Mrs. Wheelbarrow’s Garlic Dill Pickles
People have all sorts of expectations from a dill pickle. There are the crisp and sour pickles, the pickles that sidle up to a corned beef on rye at the deli. For so many of you, that is the one and only true dill: the sour, or half-sour, dill. This is not a sour dill. It is a vinegar dill: the pickle that belongs on a hamburger, in spears next to a tuna melt, or fried, on a stick, at a county fair. These are lip-puckering, eye-scrunching pickles, and they should be served ice cold. Because these pickles want to float in the brine, opt for regular, not wide-mouth, jars; the shoulders help hold the pickles down in the brine. To make the most of the jar space, purchase small Kirby cucumbers; if there are only larger pickles at the market, consider cutting them into spears, chunks or chips. Reprinted from Mrs. Wheelbarrow’s Practical Pantry: Recipes and Techniques for Year-Round Preserving by Cathy Barrow. Copyright © 2014 by Cathy Barrow. With permission of the publisher, W. W. Norton & Company, Inc. All rights reserved.
- ¾ cup kosher or pickling salt
- 14 cups unchlorinated water
- 8 cups ice cubes
- 4 pounds small (Kirby) cucumbers, well washed
- 4 cups white vinegar
- 4 garlic cloves, peeled and root end trimmed
- 4 ounces fresh dill with seed heads or ¼ cup dill seeds
- 4 teaspoons yellow mustard seeds
- Combine half the salt and 8 cups of the water in a 5-quart nonreactive pot and bring to a boil. Add the ice. When the brine is completely cool, add the cucumbers and place a plate on top to keep them submerged. Brine in a cool spot for 12 hours.
- Drain and rinse the cucumbers. Cut a small slice from each cucumber end; or cut into 1-inch chunks or quarter lengthwise.
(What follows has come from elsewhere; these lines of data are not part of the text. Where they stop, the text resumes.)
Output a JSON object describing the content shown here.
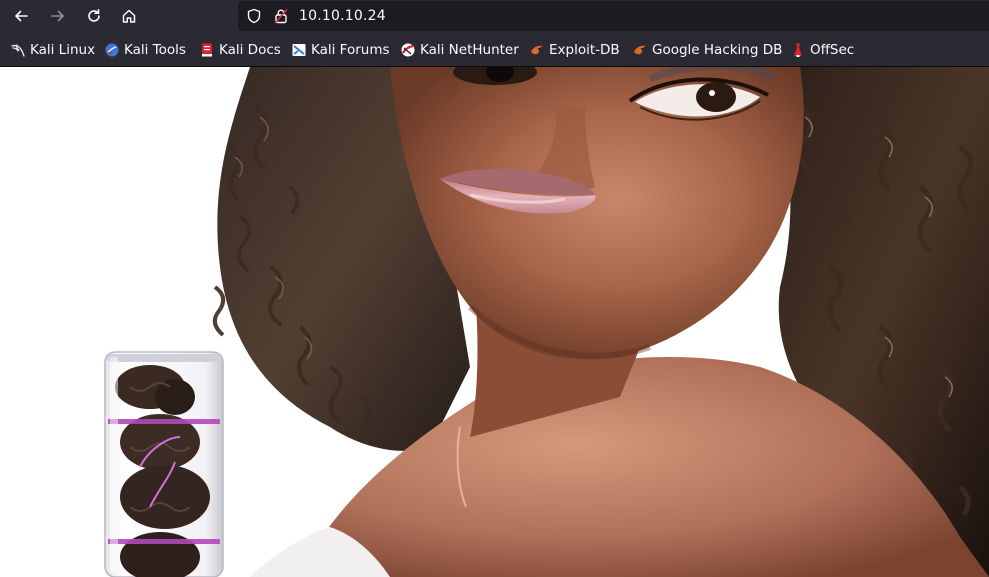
{
  "browser": {
    "url": "10.10.10.24",
    "bookmarks": [
      {
        "label": "Kali Linux",
        "icon": "kali-dragon-icon",
        "color": "#e8e8ea"
      },
      {
        "label": "Kali Tools",
        "icon": "kali-tools-icon",
        "color": "#3a78d8"
      },
      {
        "label": "Kali Docs",
        "icon": "kali-docs-icon",
        "color": "#d9232e"
      },
      {
        "label": "Kali Forums",
        "icon": "kali-forums-icon",
        "color": "#3a78d8"
      },
      {
        "label": "Kali NetHunter",
        "icon": "kali-nethunter-icon",
        "color": "#d9232e"
      },
      {
        "label": "Exploit-DB",
        "icon": "exploit-db-icon",
        "color": "#e0662a"
      },
      {
        "label": "Google Hacking DB",
        "icon": "ghdb-icon",
        "color": "#e0662a"
      },
      {
        "label": "OffSec",
        "icon": "offsec-icon",
        "color": "#d9232e"
      }
    ]
  },
  "page": {
    "image_alt": ""
  }
}
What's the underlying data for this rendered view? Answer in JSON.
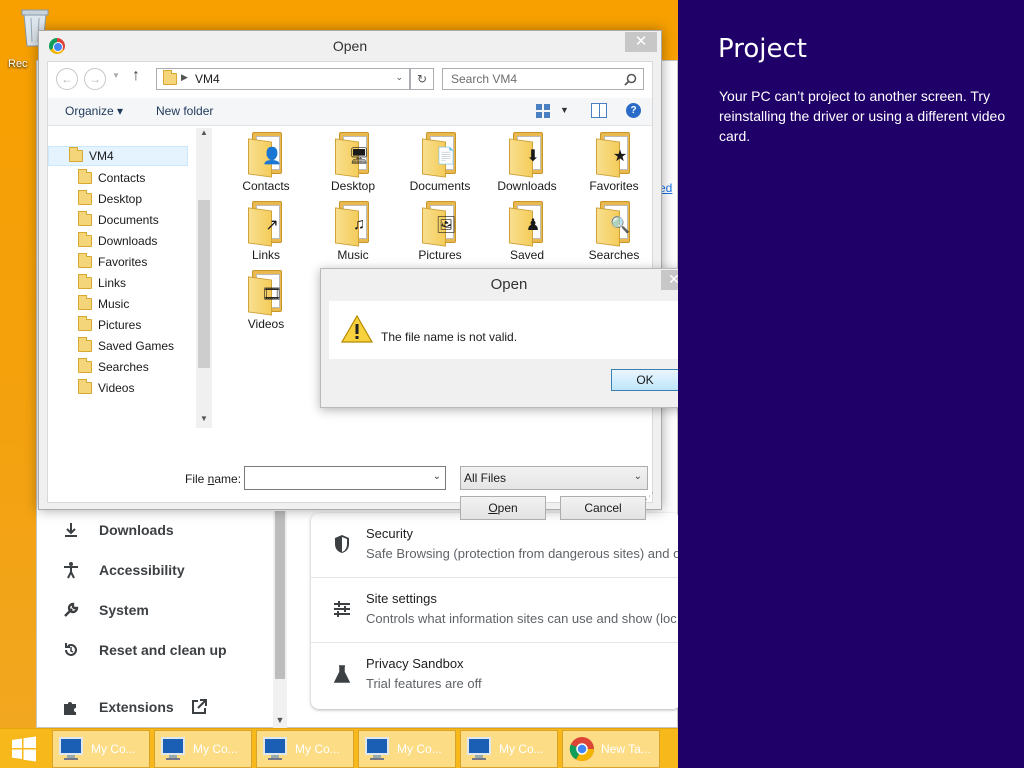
{
  "desktop": {
    "recycle_bin_label": "Rec"
  },
  "open_dialog": {
    "title": "Open",
    "close_glyph": "✕",
    "address_path": "VM4",
    "search_placeholder": "Search VM4",
    "toolbar": {
      "organize": "Organize ▾",
      "new_folder": "New folder"
    },
    "tree": {
      "root": "VM4",
      "items": [
        "Contacts",
        "Desktop",
        "Documents",
        "Downloads",
        "Favorites",
        "Links",
        "Music",
        "Pictures",
        "Saved Games",
        "Searches",
        "Videos"
      ]
    },
    "files": [
      {
        "name": "Contacts",
        "badge": "👤"
      },
      {
        "name": "Desktop",
        "badge": "🖥"
      },
      {
        "name": "Documents",
        "badge": "📄"
      },
      {
        "name": "Downloads",
        "badge": "⬇"
      },
      {
        "name": "Favorites",
        "badge": "★"
      },
      {
        "name": "Links",
        "badge": "↗"
      },
      {
        "name": "Music",
        "badge": "♫"
      },
      {
        "name": "Pictures",
        "badge": "🖼"
      },
      {
        "name": "Saved",
        "badge": "♟"
      },
      {
        "name": "Searches",
        "badge": "🔍"
      },
      {
        "name": "Videos",
        "badge": "🎞"
      }
    ],
    "file_name_label_prefix": "File ",
    "file_name_label_accel": "n",
    "file_name_label_suffix": "ame:",
    "file_name_value": "",
    "file_type_selected": "All Files",
    "open_button_accel": "O",
    "open_button_rest": "pen",
    "cancel_button": "Cancel"
  },
  "error_dialog": {
    "title": "Open",
    "message": "The file name is not valid.",
    "ok_button": "OK",
    "close_glyph": "✕"
  },
  "chrome_settings": {
    "nav": [
      {
        "label": "Downloads",
        "icon": "download-icon"
      },
      {
        "label": "Accessibility",
        "icon": "accessibility-icon"
      },
      {
        "label": "System",
        "icon": "wrench-icon"
      },
      {
        "label": "Reset and clean up",
        "icon": "reset-icon"
      },
      {
        "label": "Extensions",
        "icon": "puzzle-icon"
      }
    ],
    "rows": [
      {
        "title": "Security",
        "subtitle": "Safe Browsing (protection from dangerous sites) and o",
        "icon": "shield-icon"
      },
      {
        "title": "Site settings",
        "subtitle": "Controls what information sites can use and show (loc",
        "icon": "sliders-icon"
      },
      {
        "title": "Privacy Sandbox",
        "subtitle": "Trial features are off",
        "icon": "flask-icon"
      }
    ],
    "side_link": "ed"
  },
  "taskbar": {
    "buttons": [
      {
        "label": "My Co...",
        "icon": "computer-icon"
      },
      {
        "label": "My Co...",
        "icon": "computer-icon"
      },
      {
        "label": "My Co...",
        "icon": "computer-icon"
      },
      {
        "label": "My Co...",
        "icon": "computer-icon"
      },
      {
        "label": "My Co...",
        "icon": "computer-icon"
      },
      {
        "label": "New Ta...",
        "icon": "chrome-icon"
      }
    ]
  },
  "project_panel": {
    "title": "Project",
    "message": "Your PC can’t project to another screen. Try reinstalling the driver or using a different video card."
  },
  "colors": {
    "desktop_bg": "#f7a000",
    "project_bg": "#1f0068",
    "chrome_blue": "#1a73e8"
  }
}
Pack the cucumbers into the jars, fitting them in like a three-dimensional jigsaw puzzle, as tightly as possible. Tuck one-quarter of the fresh dill (or dill seeds) and mustard seeds into each jar.
- In a 5-quart nonreactive pot bring the remaining salt, the white vinegar, the remaining 6 cups water and the garlic cloves to a boil. Cover the cucumbers with the hot brine, adding 1 garlic clove to each jar, and leaving ½-inch headspace. Clean the rims of the jars with a damp paper towel. Place the lids and rings on the jars and finger-tighten the rings. Process in a boiling-water bath for 15 minutes.
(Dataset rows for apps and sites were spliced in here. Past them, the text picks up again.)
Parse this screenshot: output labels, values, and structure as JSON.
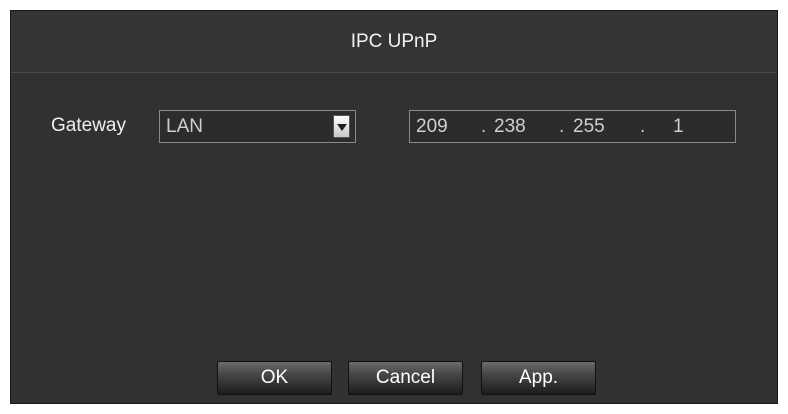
{
  "dialog": {
    "title": "IPC UPnP"
  },
  "gateway": {
    "label": "Gateway",
    "selected": "LAN",
    "ip": [
      "209",
      "238",
      "255",
      "1"
    ],
    "separator": "."
  },
  "buttons": {
    "ok": "OK",
    "cancel": "Cancel",
    "apply": "App."
  },
  "icons": {
    "dropdown": "triangle-down-icon"
  }
}
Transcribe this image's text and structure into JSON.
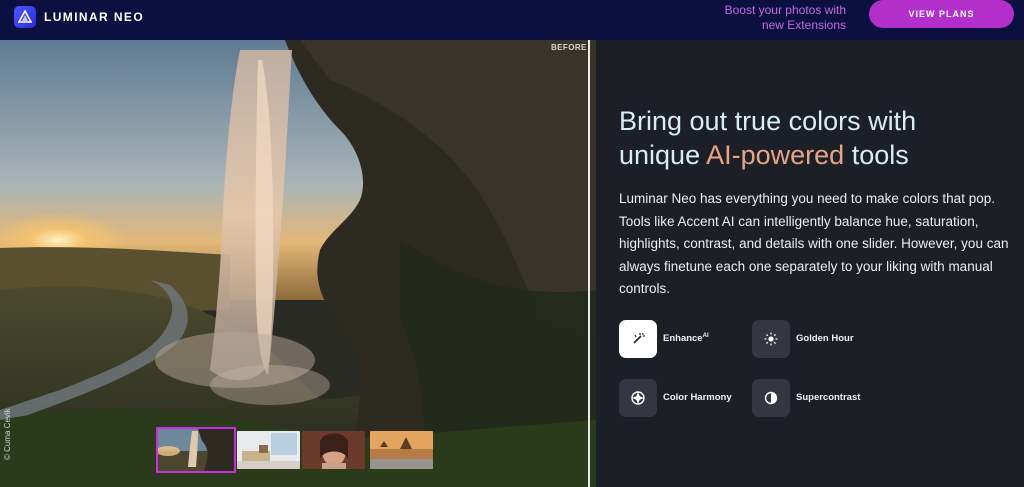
{
  "header": {
    "brand": "LUMINAR NEO",
    "promo_line1": "Boost your photos with",
    "promo_line2": "new Extensions",
    "cta_label": "VIEW PLANS",
    "accent_color": "#b32fcb"
  },
  "viewer": {
    "before_label": "BEFORE",
    "photo_credit": "© Cuma Cevik",
    "thumbnails": [
      "waterfall",
      "interior",
      "portrait",
      "landscape"
    ],
    "selected_thumbnail": "waterfall"
  },
  "content": {
    "headline_part1": "Bring out true colors with",
    "headline_part2": "unique",
    "headline_part3": "AI-powered",
    "headline_part4": "tools",
    "body": "Luminar Neo has everything you need to make colors that pop. Tools like Accent AI can intelligently balance hue, saturation, highlights, contrast, and details with one slider. However, you can always finetune each one separately to your liking with manual controls.",
    "features": [
      {
        "label": "Enhance",
        "sup": "AI",
        "icon": "magic-wand-icon"
      },
      {
        "label": "Golden Hour",
        "icon": "sun-icon"
      },
      {
        "label": "Color Harmony",
        "icon": "aperture-icon"
      },
      {
        "label": "Supercontrast",
        "icon": "contrast-icon"
      }
    ]
  }
}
- Let the pickles cure for 1 month, then chill thoroughly before serving. The pickles are shelf stable for 1 year.